    • two measures that were previously removed from the program (aspirin prescribed at discharge for AMI and statin prescribed at discharge— both electronically specified).

Largely because of the removal of “topped out” measures, however, the total number of reportable measures will decrease from 57 to 46 in the FY 2017 IQR program.  As in recent prior years, hospitals that do not satisfactorily report their IQR measures will face a payment reduction equal to one quarter of the applicable IPPS market basket update.

  • Graduate Medicare Education Payments (IME/GME): After recently increasing the cap-building period for new residency programs from three years to five years, CMS now proposes to “simplify and streamline” the FTE regulations by having the application of the rolling average calculation and the IME intern-and-resident-to-bed (IRB) ratio cap also become effective simultaneously with the FTE cap such that all three factors will take effect with the “hospital’s cost reporting period that precedes the start of the 6th program year of the first new [residency] program.”
  • Inpatient Short Stays: Noting that “[s]ome members of the hospital community have expressed support for the general concept of an alternative payment methodology under the Medicare program for short inpatient hospital stays,” CMS has solicited comments on an alternative payment methodology for inpatient short stays.  The agency specifically seeks commentary on how short or low-cost inpatient hospital stays would be defined and how an appropriate payment for the short or low-cost inpatient hospital stay would be calculated.
  • Long-Term Care Hospitals (LTCH): CMS estimates that proposed payment updates to the LTCH PPS will result in a net payment increase to LTCHs of 0.8 percent.  However, CMS also proposes additional policy changes that would reduce LTCH PPS payments, such as a retroactive payment adjustment for LTCH cost reporting periods beginning on or after July 1, 2013, or October 1, 2013, to reinstate and extend for four years the moratorium on the 25 percent threshold payment adjustment under the LTCH PPS in order to implement the Pathway for SGR Reform Act of 2013.
  • Miscellaneous:  CMS also proposes several other changes, including the following:
    • Revisions to several MS-DRGs, including, for example, merging MS-DRGs 483 and 484 into MS-DRG 483 for a major joint/limb reattachment procedure of the upper extremities;
    • Revisions to the list of MS-DRGs that would be subject to the postacute care transfer criteria;
    • An increase in the fixed-loss cost outlier threshold for FY 2015 to $25,799 from $21,748 in FY 2014 by using the same methodology adopted for calculating the outlier threshold in the FY 2014 IPPS/LTCH PPS final rule;
    • Proposed regulations for a transition period to enable CAHs to retain their CAH status any time a CAH becomes located in an urban area as a result of an OMB delineation; and
    • Removing the requirement that physician certifications of the 96-hour requirement be completed prior to discharge, and permitting physician certifications to be completed no later than one day before the date that the claim for the inpatient CAH service is submitted.
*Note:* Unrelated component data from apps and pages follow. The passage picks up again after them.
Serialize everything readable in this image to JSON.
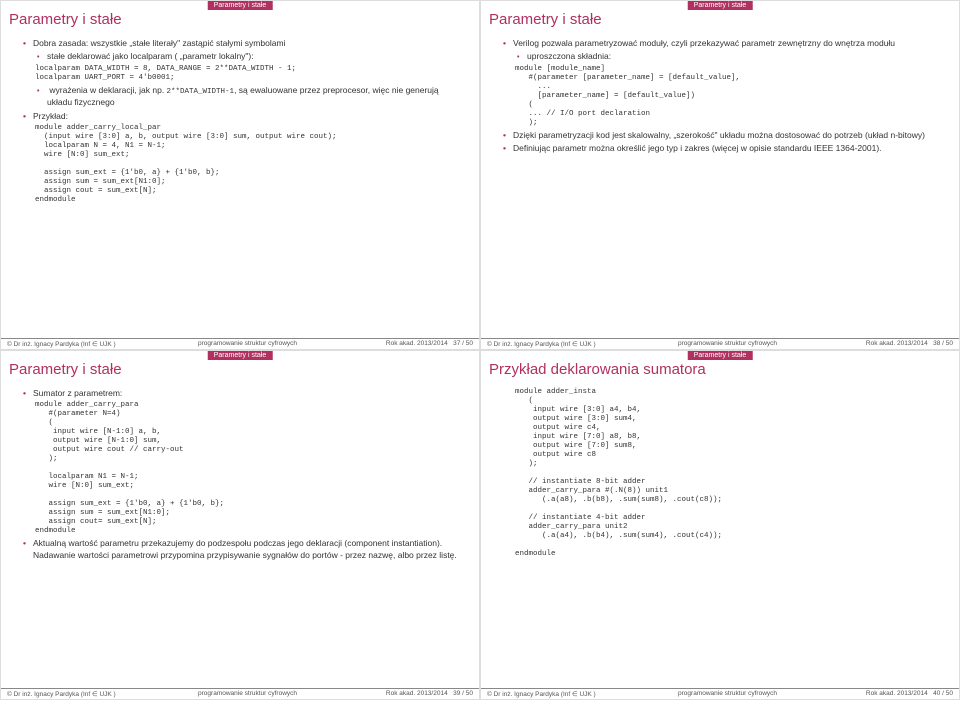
{
  "section_label": "Parametry i stałe",
  "slide1": {
    "title": "Parametry i stałe",
    "b1": "Dobra zasada: wszystkie „stałe literały\" zastąpić stałymi symbolami",
    "b2": "stałe deklarować jako localparam ( „parametr lokalny\"):",
    "code1": "localparam DATA_WIDTH = 8, DATA_RANGE = 2**DATA_WIDTH - 1;\nlocalparam UART_PORT = 4'b0001;",
    "b3": "wyrażenia w deklaracji, jak np. ",
    "b3code": "2**DATA_WIDTH-1",
    "b3cont": ", są ewaluowane przez preprocesor, więc nie generują układu fizycznego",
    "b4": "Przykład:",
    "code2": "module adder_carry_local_par\n  (input wire [3:0] a, b, output wire [3:0] sum, output wire cout);\n  localparam N = 4, N1 = N-1;\n  wire [N:0] sum_ext;\n\n  assign sum_ext = {1'b0, a} + {1'b0, b};\n  assign sum = sum_ext[N1:0];\n  assign cout = sum_ext[N];\nendmodule"
  },
  "slide2": {
    "title": "Parametry i stałe",
    "b1": "Verilog pozwala parametryzować moduły, czyli przekazywać parametr zewnętrzny do wnętrza modułu",
    "b2": "uproszczona składnia:",
    "code1": "module [module_name]\n   #(parameter [parameter_name] = [default_value],\n     ...\n     [parameter_name] = [default_value])\n   (\n   ... // I/O port declaration\n   );",
    "b3": "Dzięki parametryzacji kod jest skalowalny, „szerokość\" układu można dostosować do potrzeb (układ n-bitowy)",
    "b4": "Definiując parametr można określić jego typ i zakres (więcej w opisie standardu IEEE 1364-2001)."
  },
  "slide3": {
    "title": "Parametry i stałe",
    "b1": "Sumator z parametrem:",
    "code1": "module adder_carry_para\n   #(parameter N=4)\n   (\n    input wire [N-1:0] a, b,\n    output wire [N-1:0] sum,\n    output wire cout // carry-out\n   );\n\n   localparam N1 = N-1;\n   wire [N:0] sum_ext;\n\n   assign sum_ext = {1'b0, a} + {1'b0, b};\n   assign sum = sum_ext[N1:0];\n   assign cout= sum_ext[N];\nendmodule",
    "b2": "Aktualną wartość parametru przekazujemy do podzespołu podczas jego deklaracji (component instantiation). Nadawanie wartości parametrowi przypomina przypisywanie sygnałów do portów - przez nazwę, albo przez listę."
  },
  "slide4": {
    "title": "Przykład deklarowania sumatora",
    "code1": "module adder_insta\n   (\n    input wire [3:0] a4, b4,\n    output wire [3:0] sum4,\n    output wire c4,\n    input wire [7:0] a8, b8,\n    output wire [7:0] sum8,\n    output wire c8\n   );\n\n   // instantiate 8-bit adder\n   adder_carry_para #(.N(8)) unit1\n      (.a(a8), .b(b8), .sum(sum8), .cout(c8));\n\n   // instantiate 4-bit adder\n   adder_carry_para unit2\n      (.a(a4), .b(b4), .sum(sum4), .cout(c4));\n\nendmodule"
  },
  "footer": {
    "author": "© Dr inż. Ignacy Pardyka (Inf ∈ UJK )",
    "mid": "programowanie struktur cyfrowych",
    "year": "Rok akad. 2013/2014",
    "p1": "37 / 50",
    "p2": "38 / 50",
    "p3": "39 / 50",
    "p4": "40 / 50"
  }
}
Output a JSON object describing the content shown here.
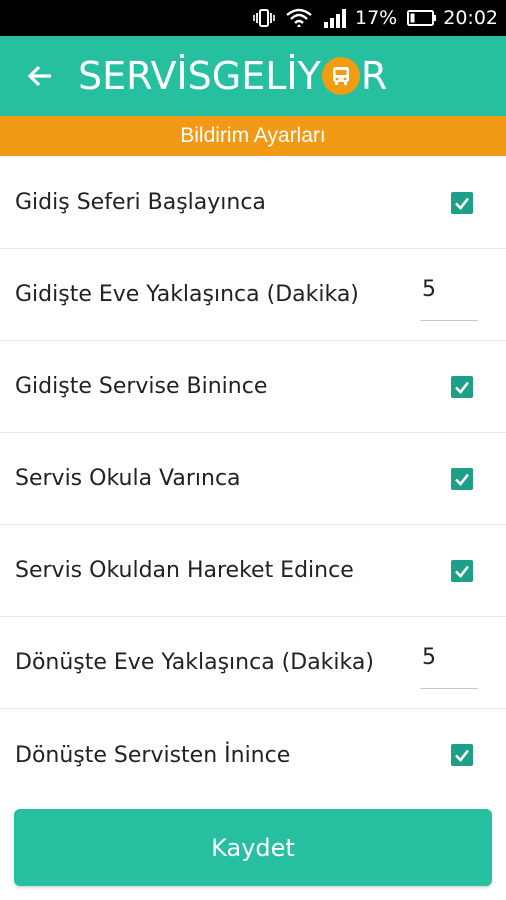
{
  "status_bar": {
    "battery_percent": "17%",
    "time": "20:02",
    "icons": [
      "vibrate-icon",
      "wifi-icon",
      "signal-icon",
      "battery-icon"
    ]
  },
  "app_bar": {
    "back_icon": "arrow-left-icon",
    "brand_part1": "SERVİSGELİY",
    "brand_part2": "R",
    "brand_logo_icon": "bus-icon",
    "brand_accent_color": "#F39C12",
    "color": "#26BFA0"
  },
  "sub_bar": {
    "title": "Bildirim Ayarları",
    "color": "#F29A16"
  },
  "settings": [
    {
      "label": "Gidiş Seferi Başlayınca",
      "type": "checkbox",
      "checked": true
    },
    {
      "label": "Gidişte Eve Yaklaşınca (Dakika)",
      "type": "number",
      "value": "5"
    },
    {
      "label": "Gidişte Servise Binince",
      "type": "checkbox",
      "checked": true
    },
    {
      "label": "Servis Okula Varınca",
      "type": "checkbox",
      "checked": true
    },
    {
      "label": "Servis Okuldan Hareket Edince",
      "type": "checkbox",
      "checked": true
    },
    {
      "label": "Dönüşte Eve Yaklaşınca (Dakika)",
      "type": "number",
      "value": "5"
    },
    {
      "label": "Dönüşte Servisten İnince",
      "type": "checkbox",
      "checked": true
    }
  ],
  "save_button": {
    "label": "Kaydet",
    "color": "#26BFA0"
  }
}
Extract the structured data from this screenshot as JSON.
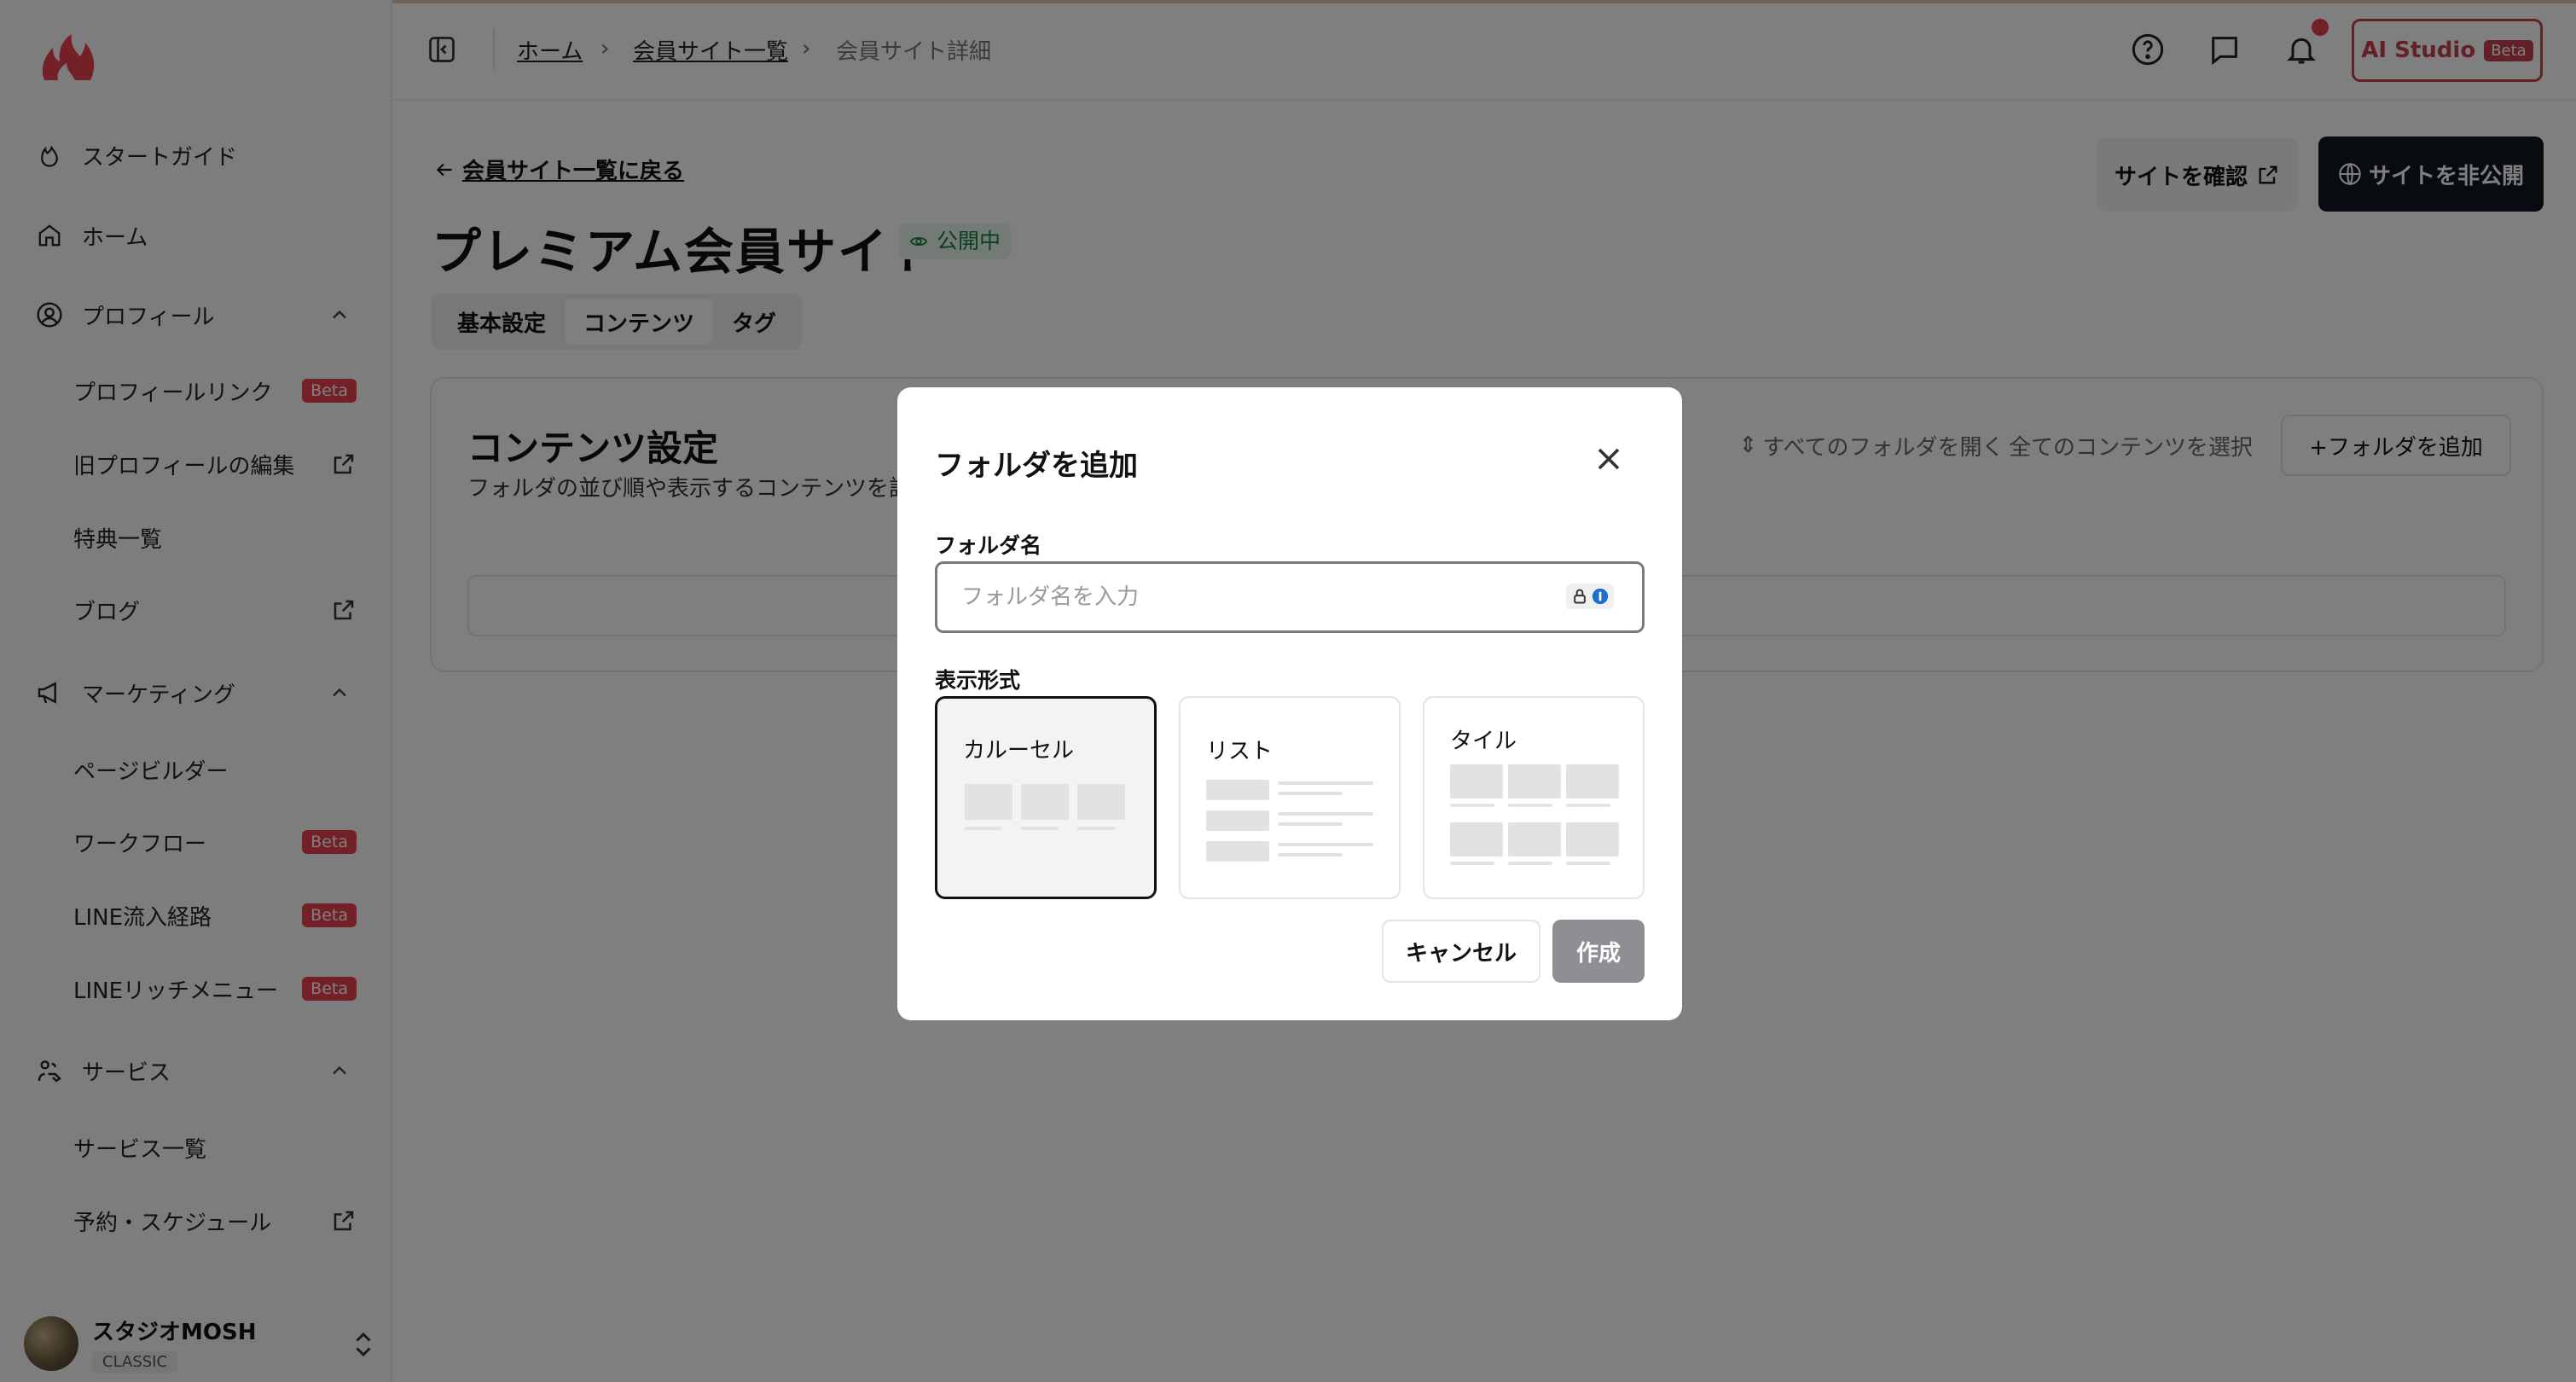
{
  "sidebar": {
    "start_guide": "スタートガイド",
    "home": "ホーム",
    "profile": {
      "label": "プロフィール",
      "items": [
        {
          "label": "プロフィールリンク",
          "badge": "Beta"
        },
        {
          "label": "旧プロフィールの編集"
        },
        {
          "label": "特典一覧"
        },
        {
          "label": "ブログ"
        }
      ]
    },
    "marketing": {
      "label": "マーケティング",
      "items": [
        {
          "label": "ページビルダー"
        },
        {
          "label": "ワークフロー",
          "badge": "Beta"
        },
        {
          "label": "LINE流入経路",
          "badge": "Beta"
        },
        {
          "label": "LINEリッチメニュー",
          "badge": "Beta"
        }
      ]
    },
    "service": {
      "label": "サービス",
      "items": [
        {
          "label": "サービス一覧"
        },
        {
          "label": "予約・スケジュール"
        }
      ]
    },
    "user": {
      "name": "スタジオMOSH",
      "plan": "CLASSIC"
    }
  },
  "topbar": {
    "breadcrumb": [
      "ホーム",
      "会員サイト一覧",
      "会員サイト詳細"
    ],
    "ai_studio": "AI Studio",
    "ai_badge": "Beta"
  },
  "main": {
    "back_link": "会員サイト一覧に戻る",
    "title": "プレミアム会員サイト",
    "status": "公開中",
    "tabs": [
      "基本設定",
      "コンテンツ",
      "タグ"
    ],
    "active_tab": "コンテンツ",
    "view_site": "サイトを確認",
    "unpublish": "サイトを非公開",
    "card": {
      "title": "コンテンツ設定",
      "description": "フォルダの並び順や表示するコンテンツを設",
      "open_all": "すべてのフォルダを開く",
      "select_all": "全てのコンテンツを選択",
      "add_folder": "+フォルダを追加"
    }
  },
  "modal": {
    "title": "フォルダを追加",
    "name_label": "フォルダ名",
    "name_value": "",
    "name_placeholder": "フォルダ名を入力",
    "format_label": "表示形式",
    "options": [
      "カルーセル",
      "リスト",
      "タイル"
    ],
    "selected_option": "カルーセル",
    "cancel": "キャンセル",
    "create": "作成"
  },
  "colors": {
    "brand": "#e8414f",
    "dark_button": "#101820",
    "disabled_button": "#8e8e93",
    "status_green": "#16803c"
  },
  "icons": [
    "logo-icon",
    "flame-icon",
    "home-icon",
    "user-circle-icon",
    "megaphone-icon",
    "service-icon",
    "external-link-icon",
    "sidebar-toggle-icon",
    "help-icon",
    "chat-icon",
    "bell-icon",
    "eye-icon",
    "globe-icon",
    "arrow-left-icon",
    "chevron-up-icon",
    "updown-icon",
    "close-icon",
    "password-manager-icon"
  ]
}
This article highlights some of the key provisions in the IPPS Proposed Rule.  For additional information and insight, attend the upcoming King & Spalding LLP webinar concerning the FY 2015 IPPS/LTCH proposed rule to be held on May 15, 2014.  An invitation to the webinar will be e-mailed separately.

The display copy of the IPPS Proposed Rule is available here.  CMS expects the IPPS Proposed Rule to be published in the Federal Register soon.